When they push the button, they release liquid or air into the lift cylinder, which is the tube that runs next to the scissoring metal bars. As the liquid or air is forced up the cylinder, it pushes out the bar inserted above it, which is attached to the lift platform.

The result is that as liquid or air moves further up the cylinder, the lift is pushed upward, with the scissoring bars providing support for it. Its position is sustained by high pressure inside the lift cylinder, as well as by a check valve that keeps it from continuing upward once it’s where the operator wants it.

When the operator brings the lift down again, the whole process happens in reverse — the pressure is slowly decreased, sending the liquid or air back down the cylinder and allowing the platform to lower. A down valve regulates how quickly the pressure is released so the platform doesn’t come crashing down at top speed.

The exact nature of the process, such as the substance pushed up the cylinder and the speed at which the movement occurs, varies between different scissor lift types.

Find the Right Scissor Lift for Rent

If you’re looking for a scissor lift to rent for your construction site, Ohio Cat Rental Store has your back. We’re committed to providing the highest quality equipment in the industry, and we offer an array of options that you can choose from to find the lift that best suits your needs.

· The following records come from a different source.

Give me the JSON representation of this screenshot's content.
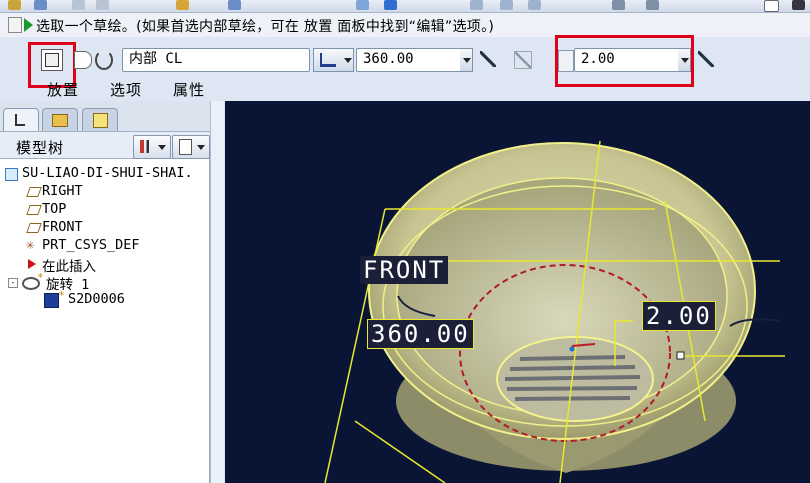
{
  "message": {
    "text": "选取一个草绘。(如果首选内部草绘，可在 放置 面板中找到“编辑”选项。)"
  },
  "dashboard": {
    "sketch_field_value": "内部 CL",
    "angle_value": "360.00",
    "thickness_value": "2.00",
    "tabs": [
      {
        "label": "放置"
      },
      {
        "label": "选项"
      },
      {
        "label": "属性"
      }
    ]
  },
  "navigator": {
    "tree_title": "模型树",
    "items": [
      {
        "label": "SU-LIAO-DI-SHUI-SHAI."
      },
      {
        "label": "RIGHT"
      },
      {
        "label": "TOP"
      },
      {
        "label": "FRONT"
      },
      {
        "label": "PRT_CSYS_DEF"
      },
      {
        "label": "在此插入"
      },
      {
        "label": "旋转 1"
      },
      {
        "label": "S2D0006"
      }
    ]
  },
  "viewport": {
    "front_label": "FRONT",
    "angle_dim": "360.00",
    "thickness_dim": "2.00"
  }
}
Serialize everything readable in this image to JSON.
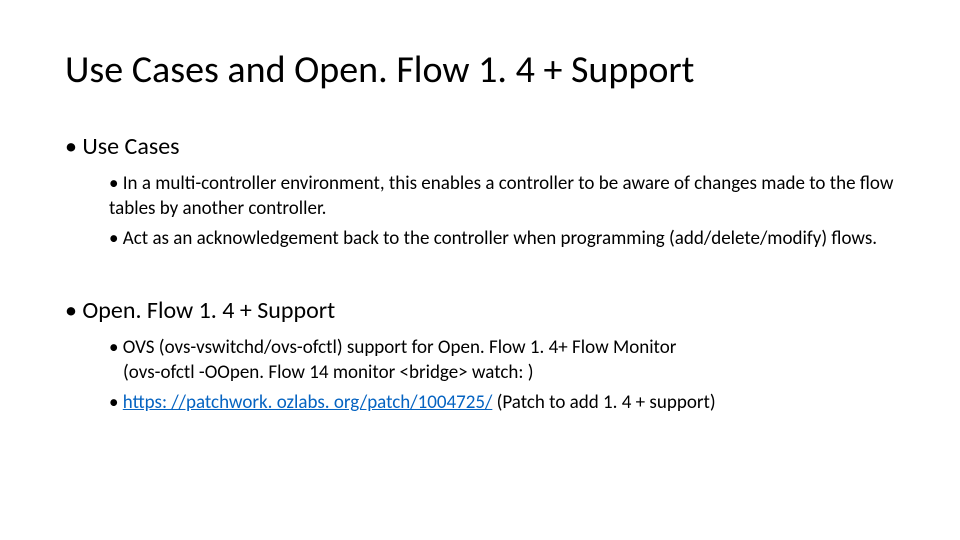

To see the options available to you, take a look at our scissor lift selection. Then, to start the rental process, just get in touch with us today. We can’t wait to help you find the best lift for your business!